Hi There.

Simple question to pose, maybe not too easy to answer.

Let G be a group such that it's quotient over the additive reals is isomorphic to the multiplicative reals.

Which familiar group is G isomorphic to?

Equivalently, what is the product group of the additive reals with the multiplicative reals isomorphic to?

I would guess the complex numbers under addition. You are quotienting out a copy of the reals (under +) to get a copy of the reals (under *). Apparently the group you start with is one you are `familiar' with. Well, you only know a couple of groups which are uncountable...

I hope that helps for the moment!

EDIT: Although \(\displaystyle (\mathbb{C}, +) \cong (\mathbb{R} \times \mathbb{R}, +)\) so you will have to look quite hard for this copy of the reals, it certainly isn't obvious...

EDIT2: Powers seems to work. You are wanting to turn addition into multiplication, so powers seem to be a sensible choice.

\(\displaystyle \phi

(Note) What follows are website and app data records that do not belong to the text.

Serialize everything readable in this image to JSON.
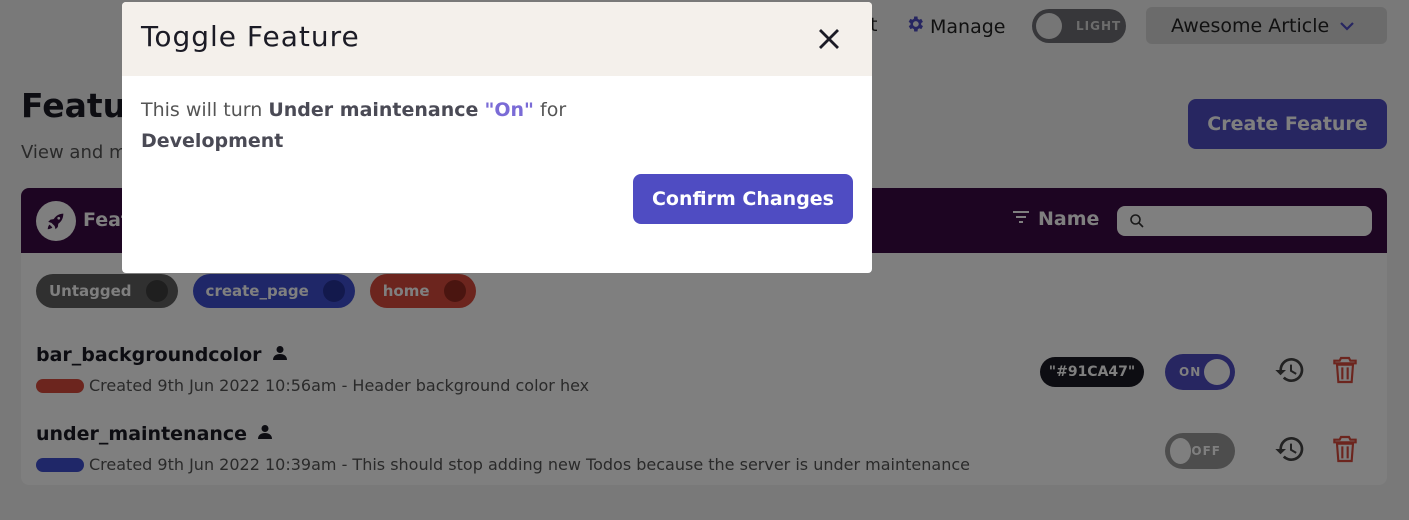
{
  "nav": {
    "partial_link": "nt",
    "manage_label": "Manage",
    "theme_label": "LIGHT",
    "project_name": "Awesome Article"
  },
  "page": {
    "title": "Features",
    "subtitle": "View and manage your feature flags",
    "create_label": "Create Feature"
  },
  "panel": {
    "header_title": "Features",
    "sort_label": "Name",
    "search_value": ""
  },
  "tags": [
    {
      "label": "Untagged",
      "color": "#606060"
    },
    {
      "label": "create_page",
      "color": "#3f4fd1"
    },
    {
      "label": "home",
      "color": "#d84a3c"
    }
  ],
  "features": [
    {
      "name": "bar_backgroundcolor",
      "meta": "Created 9th Jun 2022 10:56am - Header background color hex",
      "tag_color": "#d84a3c",
      "value": "\"#91CA47\"",
      "switch_label": "ON",
      "enabled": true
    },
    {
      "name": "under_maintenance",
      "meta": "Created 9th Jun 2022 10:39am - This should stop adding new Todos because the server is under maintenance",
      "tag_color": "#3f4fd1",
      "value": "",
      "switch_label": "OFF",
      "enabled": false
    }
  ],
  "modal": {
    "title": "Toggle Feature",
    "text_prefix": "This will turn",
    "feature_name": "Under maintenance",
    "state_word": "\"On\"",
    "text_for": "for",
    "environment": "Development",
    "confirm_label": "Confirm Changes"
  },
  "colors": {
    "accent": "#4f4cc2",
    "header_bg": "#3b0b44",
    "modal_header_bg": "#f4f0eb",
    "danger": "#d84a3c"
  }
}
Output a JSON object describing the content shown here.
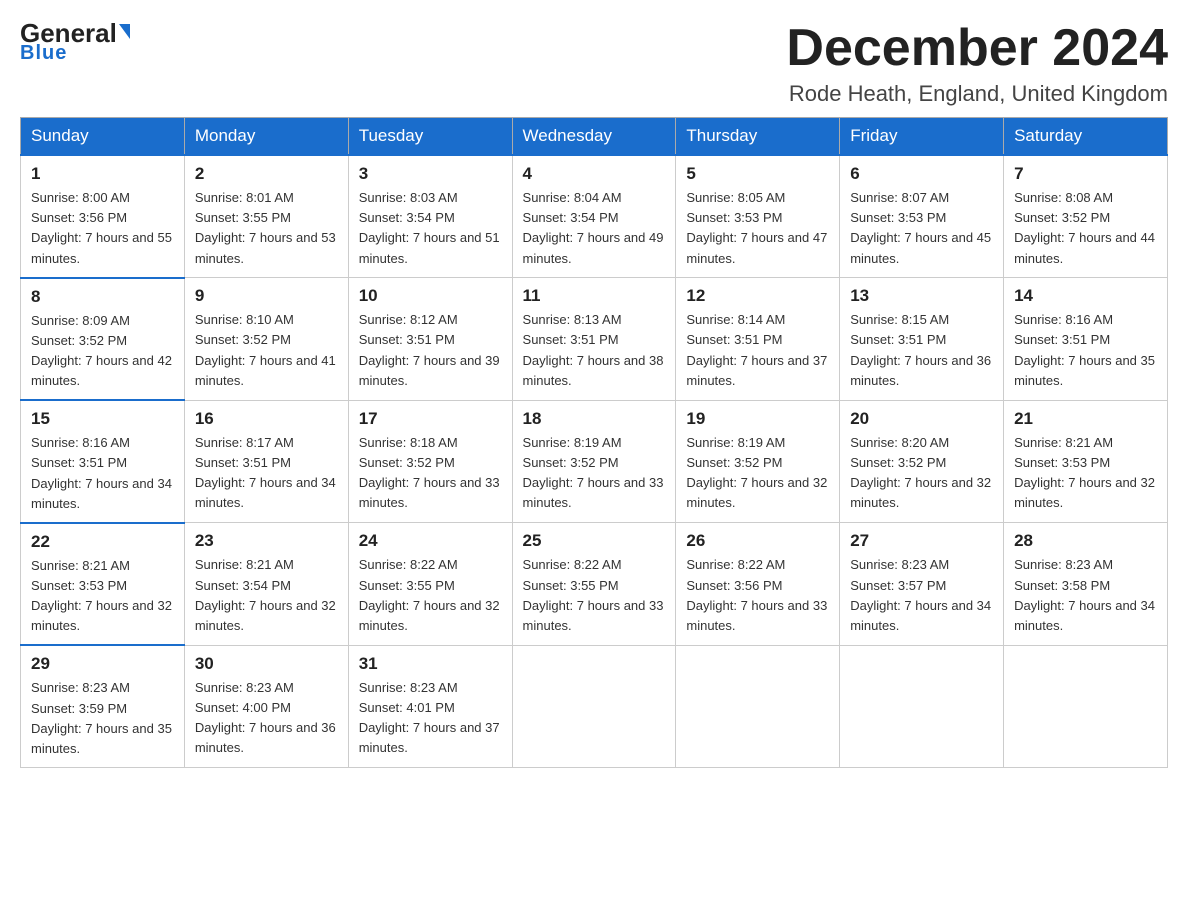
{
  "header": {
    "logo_line1": "General",
    "logo_line2": "Blue",
    "title": "December 2024",
    "subtitle": "Rode Heath, England, United Kingdom"
  },
  "days_of_week": [
    "Sunday",
    "Monday",
    "Tuesday",
    "Wednesday",
    "Thursday",
    "Friday",
    "Saturday"
  ],
  "weeks": [
    [
      {
        "day": "1",
        "sunrise": "8:00 AM",
        "sunset": "3:56 PM",
        "daylight": "7 hours and 55 minutes."
      },
      {
        "day": "2",
        "sunrise": "8:01 AM",
        "sunset": "3:55 PM",
        "daylight": "7 hours and 53 minutes."
      },
      {
        "day": "3",
        "sunrise": "8:03 AM",
        "sunset": "3:54 PM",
        "daylight": "7 hours and 51 minutes."
      },
      {
        "day": "4",
        "sunrise": "8:04 AM",
        "sunset": "3:54 PM",
        "daylight": "7 hours and 49 minutes."
      },
      {
        "day": "5",
        "sunrise": "8:05 AM",
        "sunset": "3:53 PM",
        "daylight": "7 hours and 47 minutes."
      },
      {
        "day": "6",
        "sunrise": "8:07 AM",
        "sunset": "3:53 PM",
        "daylight": "7 hours and 45 minutes."
      },
      {
        "day": "7",
        "sunrise": "8:08 AM",
        "sunset": "3:52 PM",
        "daylight": "7 hours and 44 minutes."
      }
    ],
    [
      {
        "day": "8",
        "sunrise": "8:09 AM",
        "sunset": "3:52 PM",
        "daylight": "7 hours and 42 minutes."
      },
      {
        "day": "9",
        "sunrise": "8:10 AM",
        "sunset": "3:52 PM",
        "daylight": "7 hours and 41 minutes."
      },
      {
        "day": "10",
        "sunrise": "8:12 AM",
        "sunset": "3:51 PM",
        "daylight": "7 hours and 39 minutes."
      },
      {
        "day": "11",
        "sunrise": "8:13 AM",
        "sunset": "3:51 PM",
        "daylight": "7 hours and 38 minutes."
      },
      {
        "day": "12",
        "sunrise": "8:14 AM",
        "sunset": "3:51 PM",
        "daylight": "7 hours and 37 minutes."
      },
      {
        "day": "13",
        "sunrise": "8:15 AM",
        "sunset": "3:51 PM",
        "daylight": "7 hours and 36 minutes."
      },
      {
        "day": "14",
        "sunrise": "8:16 AM",
        "sunset": "3:51 PM",
        "daylight": "7 hours and 35 minutes."
      }
    ],
    [
      {
        "day": "15",
        "sunrise": "8:16 AM",
        "sunset": "3:51 PM",
        "daylight": "7 hours and 34 minutes."
      },
      {
        "day": "16",
        "sunrise": "8:17 AM",
        "sunset": "3:51 PM",
        "daylight": "7 hours and 34 minutes."
      },
      {
        "day": "17",
        "sunrise": "8:18 AM",
        "sunset": "3:52 PM",
        "daylight": "7 hours and 33 minutes."
      },
      {
        "day": "18",
        "sunrise": "8:19 AM",
        "sunset": "3:52 PM",
        "daylight": "7 hours and 33 minutes."
      },
      {
        "day": "19",
        "sunrise": "8:19 AM",
        "sunset": "3:52 PM",
        "daylight": "7 hours and 32 minutes."
      },
      {
        "day": "20",
        "sunrise": "8:20 AM",
        "sunset": "3:52 PM",
        "daylight": "7 hours and 32 minutes."
      },
      {
        "day": "21",
        "sunrise": "8:21 AM",
        "sunset": "3:53 PM",
        "daylight": "7 hours and 32 minutes."
      }
    ],
    [
      {
        "day": "22",
        "sunrise": "8:21 AM",
        "sunset": "3:53 PM",
        "daylight": "7 hours and 32 minutes."
      },
      {
        "day": "23",
        "sunrise": "8:21 AM",
        "sunset": "3:54 PM",
        "daylight": "7 hours and 32 minutes."
      },
      {
        "day": "24",
        "sunrise": "8:22 AM",
        "sunset": "3:55 PM",
        "daylight": "7 hours and 32 minutes."
      },
      {
        "day": "25",
        "sunrise": "8:22 AM",
        "sunset": "3:55 PM",
        "daylight": "7 hours and 33 minutes."
      },
      {
        "day": "26",
        "sunrise": "8:22 AM",
        "sunset": "3:56 PM",
        "daylight": "7 hours and 33 minutes."
      },
      {
        "day": "27",
        "sunrise": "8:23 AM",
        "sunset": "3:57 PM",
        "daylight": "7 hours and 34 minutes."
      },
      {
        "day": "28",
        "sunrise": "8:23 AM",
        "sunset": "3:58 PM",
        "daylight": "7 hours and 34 minutes."
      }
    ],
    [
      {
        "day": "29",
        "sunrise": "8:23 AM",
        "sunset": "3:59 PM",
        "daylight": "7 hours and 35 minutes."
      },
      {
        "day": "30",
        "sunrise": "8:23 AM",
        "sunset": "4:00 PM",
        "daylight": "7 hours and 36 minutes."
      },
      {
        "day": "31",
        "sunrise": "8:23 AM",
        "sunset": "4:01 PM",
        "daylight": "7 hours and 37 minutes."
      },
      null,
      null,
      null,
      null
    ]
  ]
}
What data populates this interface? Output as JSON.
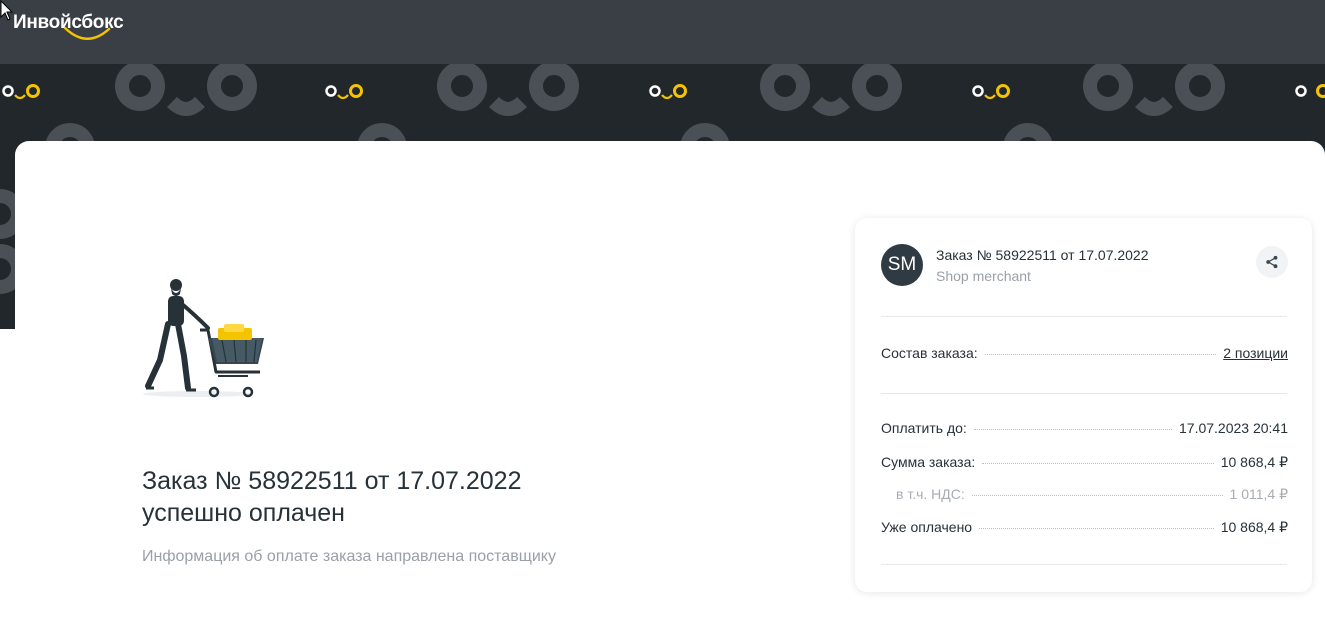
{
  "brand": {
    "name": "Инвойсбокс",
    "accent_color": "#f5c400",
    "header_color": "#3a3f45",
    "pattern_color": "#22272b"
  },
  "main": {
    "title": "Заказ № 58922511 от 17.07.2022",
    "title_status": "успешно оплачен",
    "subtitle": "Информация об оплате заказа направлена поставщику",
    "illustration": "shopper-with-cart-illustration"
  },
  "summary": {
    "avatar_initials": "SM",
    "order_title": "Заказ № 58922511 от 17.07.2022",
    "merchant": "Shop merchant",
    "share_icon": "share-icon",
    "composition_label": "Состав заказа:",
    "composition_value": "2 позиции",
    "rows": [
      {
        "label": "Оплатить до:",
        "value": "17.07.2023 20:41"
      },
      {
        "label": "Сумма заказа:",
        "value": "10 868,4 ₽"
      },
      {
        "label": "в т.ч. НДС:",
        "value": "1 011,4 ₽"
      },
      {
        "label": "Уже оплачено",
        "value": "10 868,4 ₽"
      }
    ]
  }
}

a, b) \mapsto e^{a+b}\). Clearly \(\displaystyle e^{0+0} = e^0 = 1\) and \(\displaystyle (a,b)\phi * (c,d)\phi = e^{a+b}e^{c+d} = e^{a+b+c+d} = (a+c, b+d)\phi = ((a, b)+(c, d))\phi\).

You now just need to prove that the kernel is isomorphic to the reals. However, the kernel is the set \(\displaystyle (a, -a)\) which is isomorphic to the reals under the isomorphism \(\displaystyle (a, -a) \mapsto a\).